ASIA NEWS NETWORK

WE KNOW ASIA BETTER

» News

Malaysians eat more fish than Japanese

Publication Date : 19-06-2014

 

Malaysians are among the world’s top fish consumers, eating at least 56.5kg of fish per person each year.

This statistic, said fishery products expert Infofish, was way above the world average of below 20kg per capita and even slightly ahead of Japan.

It said the major species consumed in Malaysia included mackerel, shrimp, squid, tilapia and catfish.

Infofish yesterday released Malaysia’s first comprehensive “Fish Supply-Demand Study”, which also found that Malaysians were increasingly buying imported and more expensive “high-value fishery products” such as cod, salmon, mussels, oysters and abalone, pushing up the price of Malaysia’s fish imports.

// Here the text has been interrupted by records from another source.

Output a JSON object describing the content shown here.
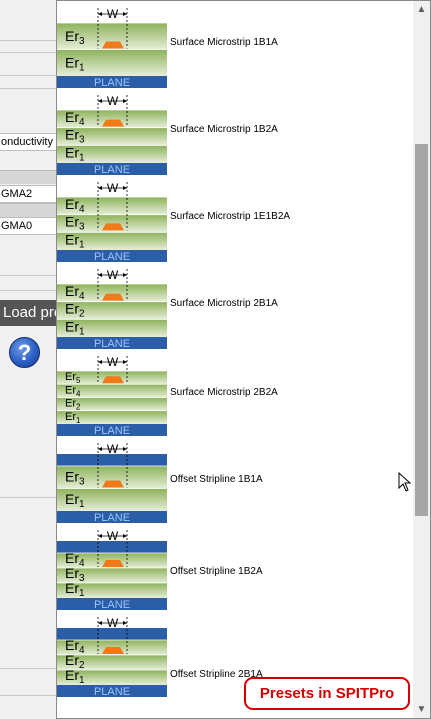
{
  "background_window": {
    "conductivity_label": "onductivity",
    "field_1": "GMA2",
    "field_2": "GMA0",
    "load_button_label": "Load pre",
    "help_icon": "question-circle-icon"
  },
  "preset_list": {
    "items": [
      {
        "label": "Surface Microstrip 1B1A",
        "kind": "microstrip",
        "layers": [
          {
            "n": "3"
          },
          {
            "n": "1"
          }
        ]
      },
      {
        "label": "Surface Microstrip 1B2A",
        "kind": "microstrip",
        "layers": [
          {
            "n": "4"
          },
          {
            "n": "3"
          },
          {
            "n": "1"
          }
        ]
      },
      {
        "label": "Surface Microstrip 1E1B2A",
        "kind": "embedded",
        "layers": [
          {
            "n": "4"
          },
          {
            "n": "3"
          },
          {
            "n": "1"
          }
        ]
      },
      {
        "label": "Surface Microstrip 2B1A",
        "kind": "microstrip",
        "layers": [
          {
            "n": "4"
          },
          {
            "n": "2"
          },
          {
            "n": "1"
          }
        ]
      },
      {
        "label": "Surface Microstrip 2B2A",
        "kind": "microstrip",
        "layers": [
          {
            "n": "5"
          },
          {
            "n": "4"
          },
          {
            "n": "2"
          },
          {
            "n": "1"
          }
        ]
      },
      {
        "label": "Offset Stripline 1B1A",
        "kind": "stripline",
        "layers": [
          {
            "n": "3"
          },
          {
            "n": "1"
          }
        ]
      },
      {
        "label": "Offset Stripline 1B2A",
        "kind": "stripline",
        "layers": [
          {
            "n": "4"
          },
          {
            "n": "3"
          },
          {
            "n": "1"
          }
        ]
      },
      {
        "label": "Offset Stripline 2B1A",
        "kind": "stripline",
        "layers": [
          {
            "n": "4"
          },
          {
            "n": "2"
          },
          {
            "n": "1"
          }
        ]
      }
    ],
    "plane_label": "PLANE",
    "width_label": "W",
    "er_prefix": "Er"
  },
  "callout": {
    "text": "Presets in SPITPro"
  },
  "colors": {
    "green": "#8db25a",
    "green_light": "#e6eed8",
    "plane": "#2b5ea7",
    "trace": "#f07a1a",
    "accent": "#d40000"
  }
}
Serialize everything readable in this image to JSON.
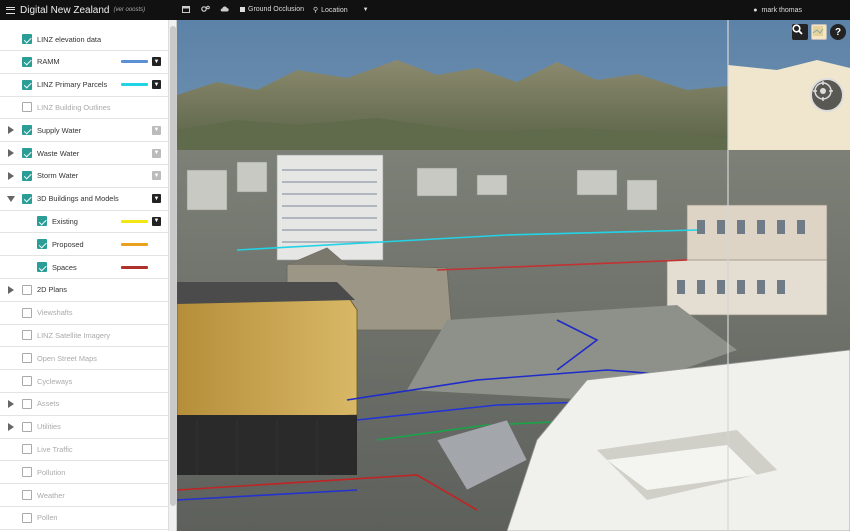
{
  "header": {
    "title": "Digital New Zealand",
    "version": "(ver ooosts)",
    "ground_occlusion": "Ground Occlusion",
    "location": "Location",
    "user": "mark thomas"
  },
  "layers": [
    {
      "label": "LINZ elevation data",
      "checked": true,
      "enabled": true
    },
    {
      "label": "RAMM",
      "checked": true,
      "enabled": true,
      "swatch": "#5b8fd6",
      "filter": "dark"
    },
    {
      "label": "LINZ Primary Parcels",
      "checked": true,
      "enabled": true,
      "swatch": "#22d3e6",
      "filter": "dark"
    },
    {
      "label": "LINZ Building Outlines",
      "checked": false,
      "enabled": false
    },
    {
      "label": "Supply Water",
      "checked": true,
      "enabled": true,
      "expander": "closed",
      "filter": "dim"
    },
    {
      "label": "Waste Water",
      "checked": true,
      "enabled": true,
      "expander": "closed",
      "filter": "dim"
    },
    {
      "label": "Storm Water",
      "checked": true,
      "enabled": true,
      "expander": "closed",
      "filter": "dim"
    },
    {
      "label": "3D Buildings and Models",
      "checked": true,
      "enabled": true,
      "expander": "open",
      "filter": "dark"
    },
    {
      "label": "Existing",
      "checked": true,
      "enabled": true,
      "child": true,
      "swatch": "#f2e614",
      "filter": "dark"
    },
    {
      "label": "Proposed",
      "checked": true,
      "enabled": true,
      "child": true,
      "swatch": "#e9a11e"
    },
    {
      "label": "Spaces",
      "checked": true,
      "enabled": true,
      "child": true,
      "swatch": "#b0302c"
    },
    {
      "label": "2D Plans",
      "checked": false,
      "enabled": true,
      "expander": "closed"
    },
    {
      "label": "Viewshafts",
      "checked": false,
      "enabled": false
    },
    {
      "label": "LINZ Satellite Imagery",
      "checked": false,
      "enabled": false
    },
    {
      "label": "Open Street Maps",
      "checked": false,
      "enabled": false
    },
    {
      "label": "Cycleways",
      "checked": false,
      "enabled": false
    },
    {
      "label": "Assets",
      "checked": false,
      "enabled": false,
      "expander": "closed"
    },
    {
      "label": "Utilities",
      "checked": false,
      "enabled": false,
      "expander": "closed"
    },
    {
      "label": "Live Traffic",
      "checked": false,
      "enabled": false
    },
    {
      "label": "Pollution",
      "checked": false,
      "enabled": false
    },
    {
      "label": "Weather",
      "checked": false,
      "enabled": false
    },
    {
      "label": "Pollen",
      "checked": false,
      "enabled": false
    }
  ],
  "map_tools": {
    "search": "search-icon",
    "basemap": "basemap-icon",
    "help": "?",
    "compass": "compass-icon"
  },
  "colors": {
    "topbar": "#111111",
    "checkbox": "#2a9d96",
    "sky": "#6e8fad"
  }
}
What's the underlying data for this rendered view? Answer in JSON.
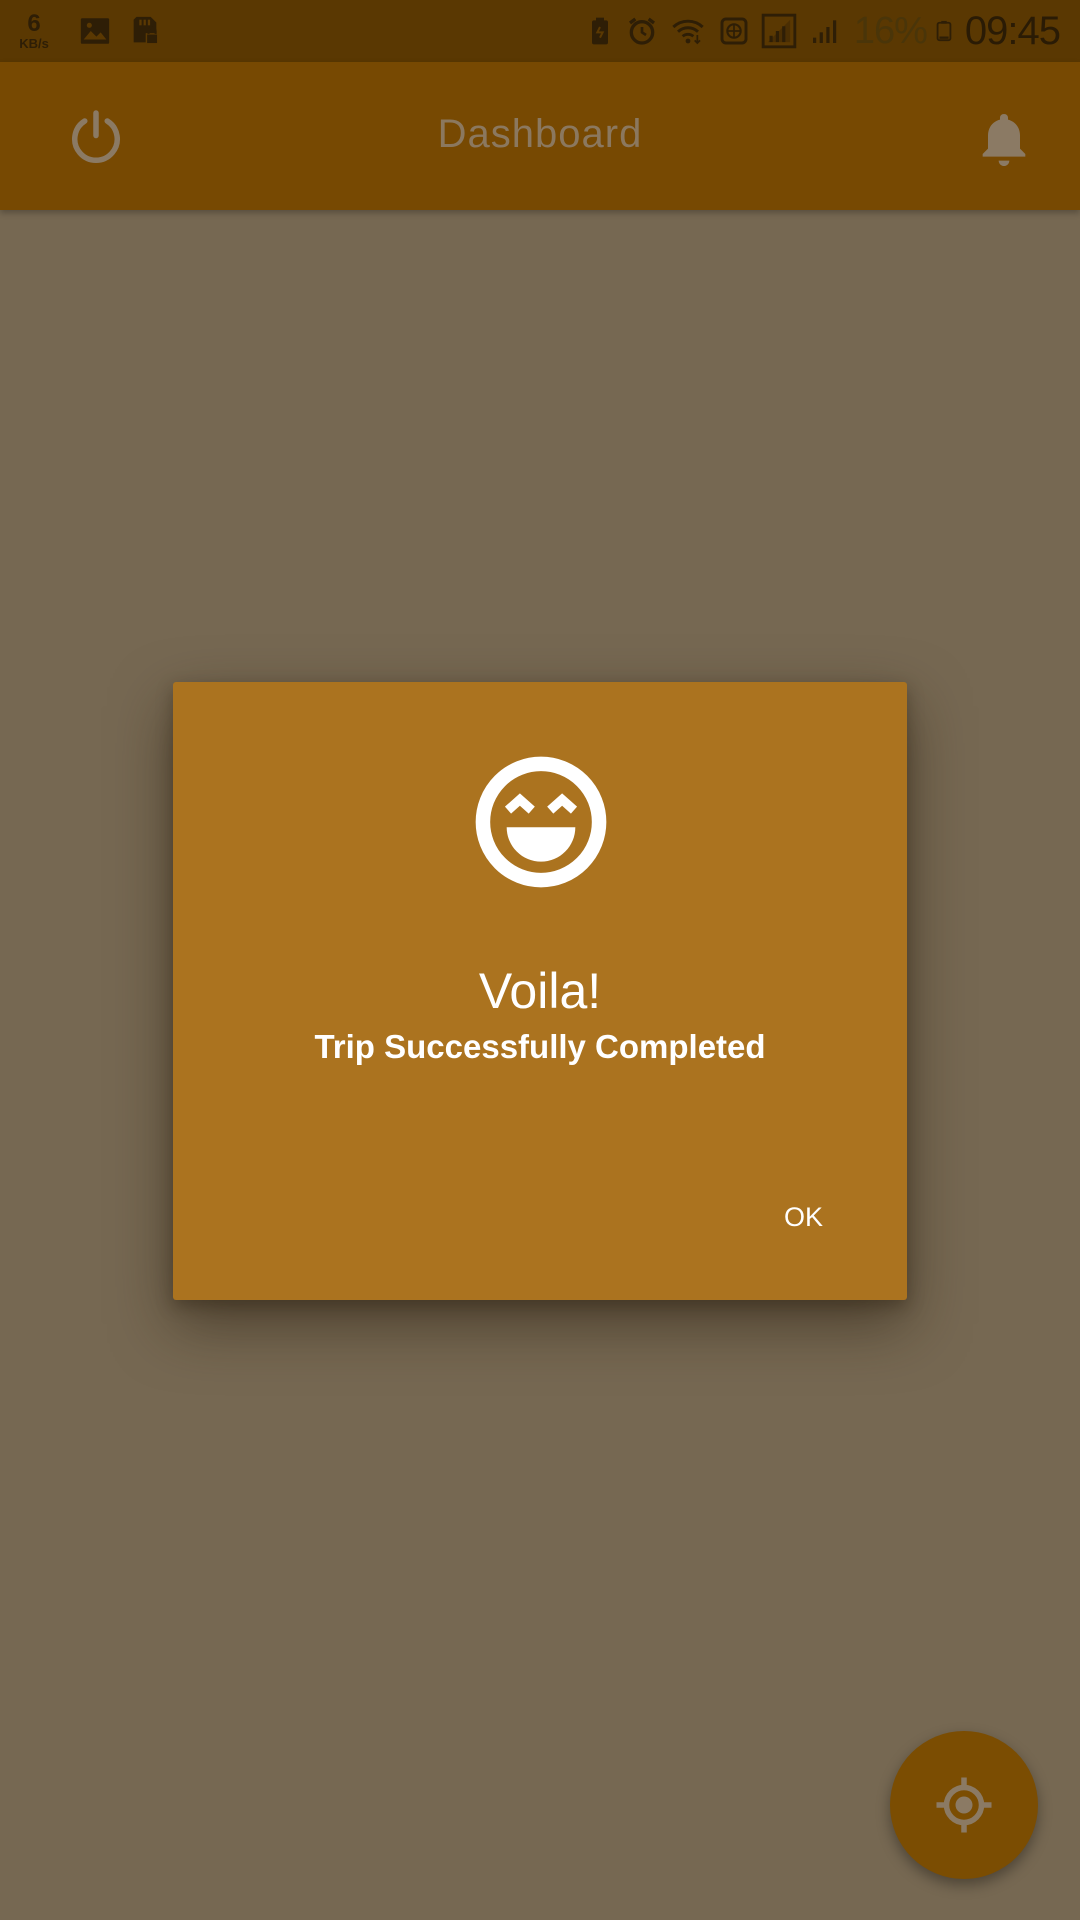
{
  "status_bar": {
    "network_speed_value": "6",
    "network_speed_unit": "KB/s",
    "battery_percent": "16%",
    "time": "09:45",
    "left_icons": [
      "image-icon",
      "sd-card-lock-icon"
    ],
    "right_icons": [
      "battery-saver-icon",
      "alarm-icon",
      "wifi-icon",
      "vpn-icon",
      "signal-sim1-icon",
      "signal-sim2-icon",
      "battery-icon"
    ]
  },
  "app_bar": {
    "title": "Dashboard",
    "left_icon": "power-icon",
    "right_icon": "bell-icon"
  },
  "dialog": {
    "icon": "grinning-face-icon",
    "title": "Voila!",
    "message": "Trip Successfully Completed",
    "ok_label": "OK"
  },
  "fab": {
    "icon": "my-location-icon"
  },
  "colors": {
    "status_bar": "#5a3802",
    "app_bar": "#774902",
    "scrim_background": "#766852",
    "dialog_background": "#ab731f",
    "dialog_text": "#ffffff",
    "fab_background": "#7b4d02",
    "muted_icon": "#8b7a64"
  }
}
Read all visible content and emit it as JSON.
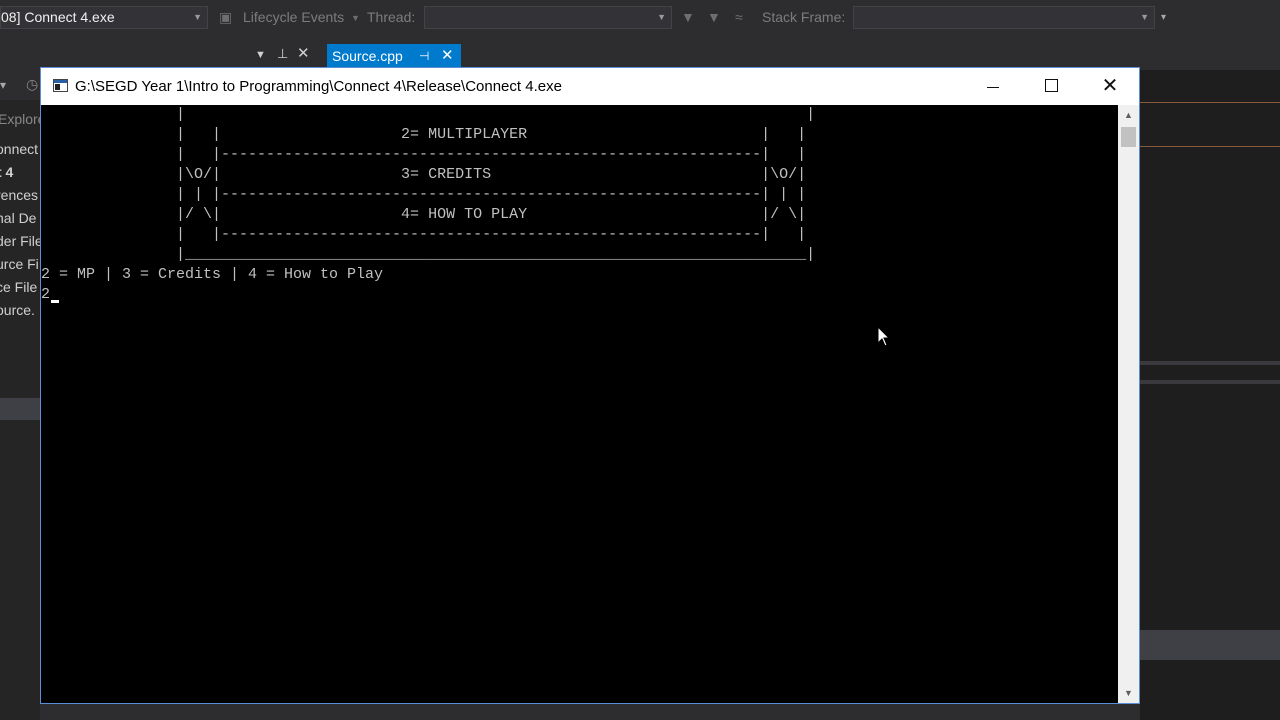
{
  "vs": {
    "process_combo": "08] Connect 4.exe",
    "lifecycle_label": "Lifecycle Events",
    "thread_label": "Thread:",
    "stackframe_label": "Stack Frame:",
    "doc_tab_label": "Source.cpp",
    "solution_items": [
      "Explore",
      "onnect",
      "t 4",
      "rences",
      "nal De",
      "der File",
      "urce Fi",
      "ce File",
      "ource."
    ]
  },
  "console": {
    "title": "G:\\SEGD Year 1\\Intro to Programming\\Connect 4\\Release\\Connect 4.exe",
    "lines": [
      "               |                                                                     |",
      "               |   |                    2= MULTIPLAYER                          |   |",
      "               |   |------------------------------------------------------------|   |",
      "               |\\O/|                    3= CREDITS                              |\\O/|",
      "               | | |------------------------------------------------------------| | |",
      "               |/ \\|                    4= HOW TO PLAY                          |/ \\|",
      "               |   |------------------------------------------------------------|   |",
      "               |_____________________________________________________________________|",
      "2 = MP | 3 = Credits | 4 = How to Play",
      "2"
    ]
  },
  "colors": {
    "vs_bg": "#2d2d30",
    "accent": "#007acc",
    "console_bg": "#000000",
    "console_text": "#c0c0c0"
  }
}
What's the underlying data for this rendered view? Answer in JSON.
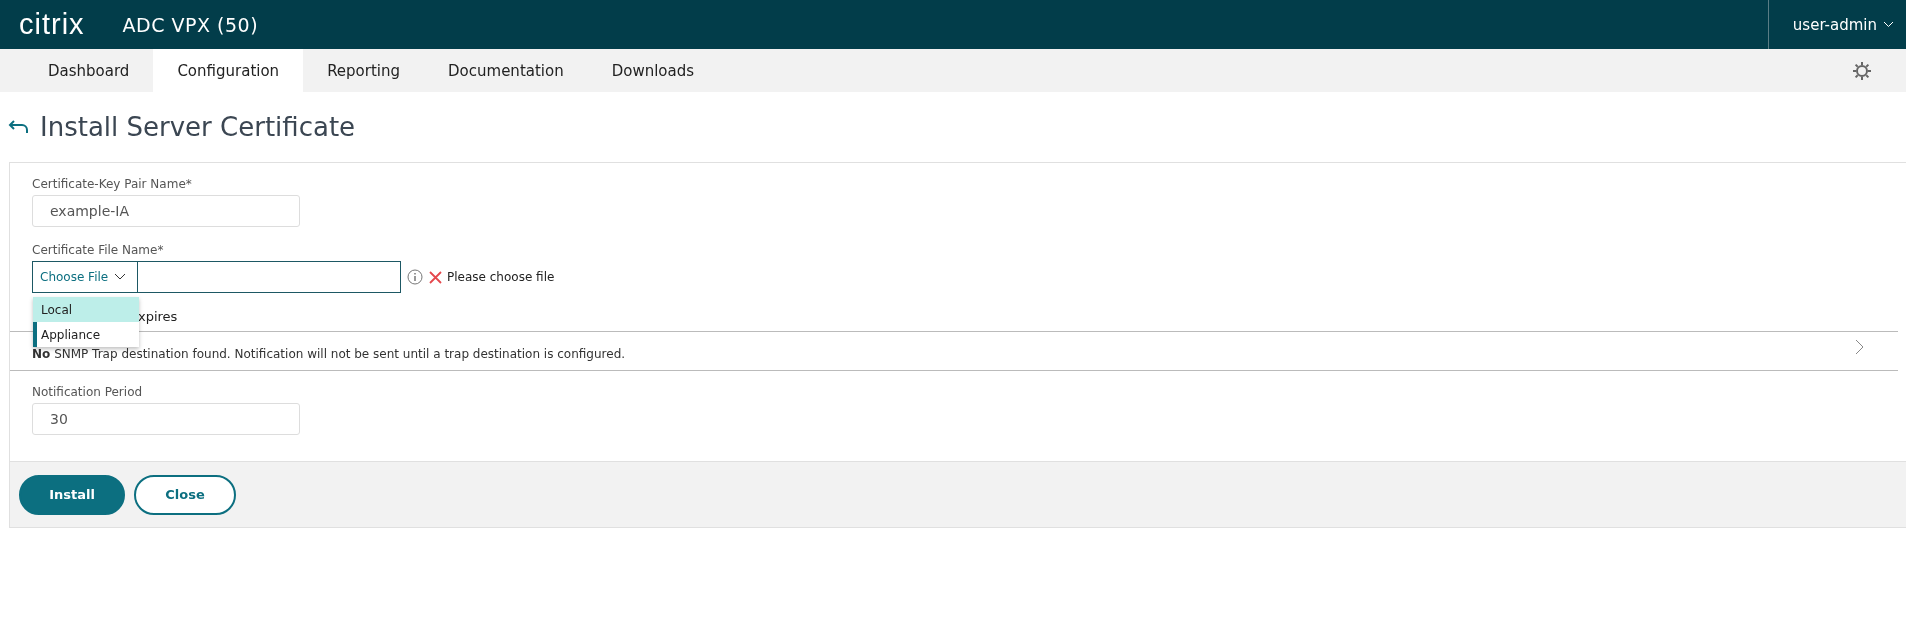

On average, Malaysian households spend about 100 ringgit (US$31.06) a month to buy a variety of fish for home preparation, with mackerel, squid and shrimp the most popular varieties.

Malaysians also consumed more fish than any other meat such as beef or chicken, it said.

“A high percentage, 37 per cent of consumers in Malaysia also eat fish and seafood on a daily basis and the majority, 54 per cent eat fish once to three times a week,” it said.

According to the survey, 56 per cent of consumers prefer to buy fish from traditional wet markets, citing higher quality and lower price as the top two reasons.

Almost half the respondents said they spent an average of 20 ringgit ($6.21) to 50 ringgit ($15.53) on fish during every shopping trip, while 23 per cent said they spent less than 25 ringgit ($7.77)

Mackerel is the most popular fish among Malaysians, followed by squid, Asian seabass, grouper and shrimp.

“For Chinese consumers, salmon is the most preferred species, followed by grouper.

“Among the freshwater species, freshwater prawn is the most preferred among Malay consumers while tilapia is popular among Chinese and Indian consu­mers,” it said.

However, the demand for fish in Malaysia, according to the survey, is expected to be almost stagnant or grow at a slower pace in the future, in line with population growth.

According to the statiscs departmemt, the price of fish has increased by an average of 6.2 per cent each year since 2005.

Infofish Trade Promotion Unit chief Fatima Ferdouse said increasing costs related to fishing operations were among the major factors behind the increasing price of fish.

 

Mobile Apps Newsletters ANN on You Tube